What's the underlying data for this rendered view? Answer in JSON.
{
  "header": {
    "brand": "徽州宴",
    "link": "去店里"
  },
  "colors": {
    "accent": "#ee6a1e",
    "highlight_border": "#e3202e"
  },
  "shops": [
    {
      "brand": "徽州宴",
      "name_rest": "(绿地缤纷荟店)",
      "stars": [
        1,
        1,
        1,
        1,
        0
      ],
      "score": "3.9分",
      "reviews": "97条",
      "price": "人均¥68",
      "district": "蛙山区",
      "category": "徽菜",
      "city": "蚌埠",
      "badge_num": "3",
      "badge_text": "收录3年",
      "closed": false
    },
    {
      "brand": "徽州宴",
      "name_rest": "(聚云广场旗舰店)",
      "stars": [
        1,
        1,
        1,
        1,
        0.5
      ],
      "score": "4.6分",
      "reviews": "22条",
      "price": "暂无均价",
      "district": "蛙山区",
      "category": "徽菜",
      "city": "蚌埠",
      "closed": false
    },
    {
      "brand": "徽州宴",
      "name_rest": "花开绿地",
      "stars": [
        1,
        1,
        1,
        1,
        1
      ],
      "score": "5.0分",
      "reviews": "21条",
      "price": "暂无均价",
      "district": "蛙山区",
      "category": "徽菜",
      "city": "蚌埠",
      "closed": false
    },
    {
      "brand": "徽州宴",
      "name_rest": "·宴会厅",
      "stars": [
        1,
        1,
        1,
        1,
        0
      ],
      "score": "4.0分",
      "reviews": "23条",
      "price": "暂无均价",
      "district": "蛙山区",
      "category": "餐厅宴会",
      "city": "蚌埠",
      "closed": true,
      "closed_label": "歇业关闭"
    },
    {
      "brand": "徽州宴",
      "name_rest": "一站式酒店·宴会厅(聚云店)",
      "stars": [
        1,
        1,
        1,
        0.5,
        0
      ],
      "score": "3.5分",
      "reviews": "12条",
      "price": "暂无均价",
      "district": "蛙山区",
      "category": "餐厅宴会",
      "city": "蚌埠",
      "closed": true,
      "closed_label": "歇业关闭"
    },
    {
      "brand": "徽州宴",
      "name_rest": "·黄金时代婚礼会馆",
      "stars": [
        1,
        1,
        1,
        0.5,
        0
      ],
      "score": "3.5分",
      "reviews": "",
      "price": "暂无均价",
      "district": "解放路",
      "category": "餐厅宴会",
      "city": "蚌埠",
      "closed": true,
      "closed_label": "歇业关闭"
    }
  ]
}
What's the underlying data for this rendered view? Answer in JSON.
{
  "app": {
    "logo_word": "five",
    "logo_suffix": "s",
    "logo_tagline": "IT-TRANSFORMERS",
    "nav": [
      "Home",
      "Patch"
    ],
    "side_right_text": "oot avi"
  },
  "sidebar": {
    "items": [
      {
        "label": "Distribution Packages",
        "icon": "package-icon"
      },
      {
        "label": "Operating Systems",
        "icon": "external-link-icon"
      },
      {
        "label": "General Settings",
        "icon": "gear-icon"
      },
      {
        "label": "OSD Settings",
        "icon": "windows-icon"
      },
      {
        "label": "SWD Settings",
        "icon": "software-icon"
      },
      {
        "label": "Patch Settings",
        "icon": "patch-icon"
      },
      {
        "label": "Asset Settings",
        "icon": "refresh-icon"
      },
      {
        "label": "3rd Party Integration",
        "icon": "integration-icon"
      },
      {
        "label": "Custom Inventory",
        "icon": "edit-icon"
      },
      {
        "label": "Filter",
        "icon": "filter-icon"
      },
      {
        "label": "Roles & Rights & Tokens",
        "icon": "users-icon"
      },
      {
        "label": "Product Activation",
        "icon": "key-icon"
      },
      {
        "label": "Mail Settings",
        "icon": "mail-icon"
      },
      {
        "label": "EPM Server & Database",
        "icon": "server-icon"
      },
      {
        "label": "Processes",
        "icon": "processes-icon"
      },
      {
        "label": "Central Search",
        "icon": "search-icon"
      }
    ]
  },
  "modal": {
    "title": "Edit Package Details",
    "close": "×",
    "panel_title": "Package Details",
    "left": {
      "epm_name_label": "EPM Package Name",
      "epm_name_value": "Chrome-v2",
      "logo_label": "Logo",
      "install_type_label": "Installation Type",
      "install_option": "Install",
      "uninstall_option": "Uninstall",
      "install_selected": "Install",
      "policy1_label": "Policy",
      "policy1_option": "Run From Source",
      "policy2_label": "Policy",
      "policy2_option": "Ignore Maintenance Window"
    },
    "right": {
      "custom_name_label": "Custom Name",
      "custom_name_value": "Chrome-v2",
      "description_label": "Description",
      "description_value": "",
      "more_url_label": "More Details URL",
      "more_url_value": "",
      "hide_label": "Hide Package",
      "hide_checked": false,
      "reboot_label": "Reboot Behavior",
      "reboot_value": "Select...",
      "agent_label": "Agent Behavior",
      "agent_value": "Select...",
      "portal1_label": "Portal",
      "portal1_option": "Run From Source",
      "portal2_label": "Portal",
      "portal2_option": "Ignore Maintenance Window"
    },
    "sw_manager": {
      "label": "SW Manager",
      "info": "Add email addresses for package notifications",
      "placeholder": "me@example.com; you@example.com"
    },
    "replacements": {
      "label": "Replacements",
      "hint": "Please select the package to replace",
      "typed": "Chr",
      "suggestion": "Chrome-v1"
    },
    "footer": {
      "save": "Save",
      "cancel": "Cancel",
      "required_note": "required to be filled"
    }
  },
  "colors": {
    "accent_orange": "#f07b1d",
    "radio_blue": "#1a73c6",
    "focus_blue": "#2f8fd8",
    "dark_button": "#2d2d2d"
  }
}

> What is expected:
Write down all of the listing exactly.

> Exercise result:
What's the underlying data for this rendered view? Answer in JSON.
{
  "header": {
    "brand": "徽州宴",
    "link": "去店里"
  },
  "colors": {
    "accent": "#ee6a1e",
    "highlight_border": "#e3202e"
  },
  "shops": [
    {
      "brand": "徽州宴",
      "name_rest": "(绿地缤纷荟店)",
      "stars": [
        1,
        1,
        1,
        1,
        0
      ],
      "score": "3.9分",
      "reviews": "97条",
      "price": "人均¥68",
      "district": "蛙山区",
      "category": "徽菜",
      "city": "蚌埠",
      "badge_num": "3",
      "badge_text": "收录3年",
      "closed": false
    },
    {
      "brand": "徽州宴",
      "name_rest": "(聚云广场旗舰店)",
      "stars": [
        1,
        1,
        1,
        1,
        0.5
      ],
      "score": "4.6分",
      "reviews": "22条",
      "price": "暂无均价",
      "district": "蛙山区",
      "category": "徽菜",
      "city": "蚌埠",
      "closed": false
    },
    {
      "brand": "徽州宴",
      "name_rest": "花开绿地",
      "stars": [
        1,
        1,
        1,
        1,
        1
      ],
      "score": "5.0分",
      "reviews": "21条",
      "price": "暂无均价",
      "district": "蛙山区",
      "category": "徽菜",
      "city": "蚌埠",
      "closed": false
    },
    {
      "brand": "徽州宴",
      "name_rest": "·宴会厅",
      "stars": [
        1,
        1,
        1,
        1,
        0
      ],
      "score": "4.0分",
      "reviews": "23条",
      "price": "暂无均价",
      "district": "蛙山区",
      "category": "餐厅宴会",
      "city": "蚌埠",
      "closed": true,
      "closed_label": "歇业关闭"
    },
    {
      "brand": "徽州宴",
      "name_rest": "一站式酒店·宴会厅(聚云店)",
      "stars": [
        1,
        1,
        1,
        0.5,
        0
      ],
      "score": "3.5分",
      "reviews": "12条",
      "price": "暂无均价",
      "district": "蛙山区",
      "category": "餐厅宴会",
      "city": "蚌埠",
      "closed": true,
      "closed_label": "歇业关闭"
    },
    {
      "brand": "徽州宴",
      "name_rest": "·黄金时代婚礼会馆",
      "stars": [
        1,
        1,
        1,
        0.5,
        0
      ],
      "score": "3.5分",
      "reviews": "",
      "price": "暂无均价",
      "district": "解放路",
      "category": "餐厅宴会",
      "city": "蚌埠",
      "closed": true,
      "closed_label": "歇业关闭"
    }
  ]
}
What's the underlying data for this rendered view? Answer in JSON.
{
  "app": {
    "logo_word": "five",
    "logo_suffix": "s",
    "logo_tagline": "IT-TRANSFORMERS",
    "nav": [
      "Home",
      "Patch"
    ],
    "side_right_text": "oot avi"
  },
  "sidebar": {
    "items": [
      {
        "label": "Distribution Packages",
        "icon": "package-icon"
      },
      {
        "label": "Operating Systems",
        "icon": "external-link-icon"
      },
      {
        "label": "General Settings",
        "icon": "gear-icon"
      },
      {
        "label": "OSD Settings",
        "icon": "windows-icon"
      },
      {
        "label": "SWD Settings",
        "icon": "software-icon"
      },
      {
        "label": "Patch Settings",
        "icon": "patch-icon"
      },
      {
        "label": "Asset Settings",
        "icon": "refresh-icon"
      },
      {
        "label": "3rd Party Integration",
        "icon": "integration-icon"
      },
      {
        "label": "Custom Inventory",
        "icon": "edit-icon"
      },
      {
        "label": "Filter",
        "icon": "filter-icon"
      },
      {
        "label": "Roles & Rights & Tokens",
        "icon": "users-icon"
      },
      {
        "label": "Product Activation",
        "icon": "key-icon"
      },
      {
        "label": "Mail Settings",
        "icon": "mail-icon"
      },
      {
        "label": "EPM Server & Database",
        "icon": "server-icon"
      },
      {
        "label": "Processes",
        "icon": "processes-icon"
      },
      {
        "label": "Central Search",
        "icon": "search-icon"
      }
    ]
  },
  "modal": {
    "title": "Edit Package Details",
    "close": "×",
    "panel_title": "Package Details",
    "left": {
      "epm_name_label": "EPM Package Name",
      "epm_name_value": "Chrome-v2",
      "logo_label": "Logo",
      "install_type_label": "Installation Type",
      "install_option": "Install",
      "uninstall_option": "Uninstall",
      "install_selected": "Install",
      "policy1_label": "Policy",
      "policy1_option": "Run From Source",
      "policy2_label": "Policy",
      "policy2_option": "Ignore Maintenance Window"
    },
    "right": {
      "custom_name_label": "Custom Name",
      "custom_name_value": "Chrome-v2",
      "description_label": "Description",
      "description_value": "",
      "more_url_label": "More Details URL",
      "more_url_value": "",
      "hide_label": "Hide Package",
      "hide_checked": false,
      "reboot_label": "Reboot Behavior",
      "reboot_value": "Select...",
      "agent_label": "Agent Behavior",
      "agent_value": "Select...",
      "portal1_label": "Portal",
      "portal1_option": "Run From Source",
      "portal2_label": "Portal",
      "portal2_option": "Ignore Maintenance Window"
    },
    "sw_manager": {
      "label": "SW Manager",
      "info": "Add email addresses for package notifications",
      "placeholder": "me@example.com; you@example.com"
    },
    "replacements": {
      "label": "Replacements",
      "hint": "Please select the package to replace",
      "typed": "Chr",
      "suggestion": "Chrome-v1"
    },
    "footer": {
      "save": "Save",
      "cancel": "Cancel",
      "required_note": "required to be filled"
    }
  },
  "colors": {
    "accent_orange": "#f07b1d",
    "radio_blue": "#1a73c6",
    "focus_blue": "#2f8fd8",
    "dark_button": "#2d2d2d"
  }
}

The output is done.